Before we get into the benchmarks let me reiterate the findings of Anandtech. In their press-deck for the Ryzen Pro processors the company also slipped up on details regarding the AMD Ryzen 3 1200 and Ryzen 3 1300 processors. The Ryzen 3 lineup will be quad core dies (2 CCX) with no SMT for a net total of 4 cores and 4 threads. Each core will retain the full 512 KB per core L2 cache but only half of the 16MB L3 Cache will be active. TDP of the chips will remain at 65W. Since the price of the Ryzen 5 1400 is $169 and AMD usually prices its chips in increments of $20, we can expect the Ryzen 3 1300 and Ryzen 3 1200 to be priced at $149 and $129 respectively.

Lets move on to benchmarks now, first off we have the SiSoft Sandra entry, which confirms the specifications of the processors at 2x 512KB L2 Cache, 2x 4MB L3 Cache and a core clock of 3.1 GHz. Furthermore, the processor is able to get 72.28 GOPs in the general benchmark and 54.05 and 44.81 GFLOPs in the Whetstone Single and Double Float benchmarks respectively. This is a very very decent score considering you are looking at a chip that will probably be priced at around $129. This is basically performance equivalent to a stock Core i7-2600k – something many gamers still swear by. You can find the SiSoft Sandra entry for the AMD Ryzen 3 1200 CPU over here.

For a benchmark that is more easy on the eyes we also have Passmark results of the same processor. The Ryzen 3 1200 scores 7043 Points in their benchmark. To put things into perspective, an Intel i5 3570k at stock clocks scores 7151 points and an i7 2600k at stock clocks scores around 8221 points. This means that you are looking at a performance level that’s not just for HTPC builds, this is horsepower that can actually handle moderately heavy gaming loads. You can find the Passmark entry for the Ryzen 3 1200 processor over here.

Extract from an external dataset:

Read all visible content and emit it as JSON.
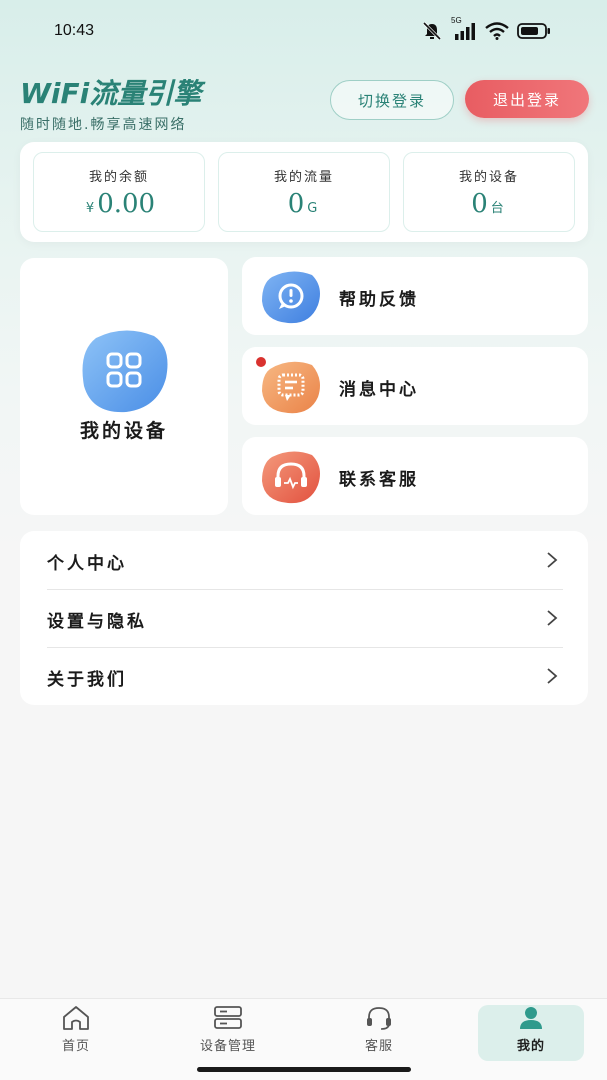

I have used a PC powered by the Intel i7-2600k for a very long time and granted the OC-ed performance of that processor is still out of reach for the Ryzen 3 1200, the mere fact that it can come close to its vanilla horsepower is very impressive. Considering you are looking at a chip that has SMT disabled and will cost roughly around $129, this is the epitome of the value proposition. Diminishing returns truly set in after this point. The performance/$ of the Ryzen 3 1200 is going to be exceptional and will constitute an excellent choice for moderate-light gaming or HTPC builds.

Considering this is i5 level territory in terms of compute performance, the processor should easily be able to handle light to moderate loads in terms of gaming. While more CPU intensive games will probably not fare well, this is definitely a step up from the budget processors of old which were only really good for HTPC or NAS purposes. It remains to be seen what the overclocking potential, if any, of this chip is going to be since that will truly help drive sales of this particular SKU. All in all this is damn good bang for the buck (or as good as it gets anyways). Here is a comparison table for the Ryzen 3 lineup:

XFRL3 CacheTDPPrice
Ryzen 5 1500X4/83.5/3.7 GHz+200 MHz16 MB65 W$189
Ryzen 5 14004/83.2/3.4 GHz+50 MHz8 MB65 W$169
Ryzen 3 13004/43.5/3.7 GHzTBD8 MB65 W$149* (??)
Ryzen 3 12004/43.1/3.4 GHzTBD8 MB65 W$129* (??)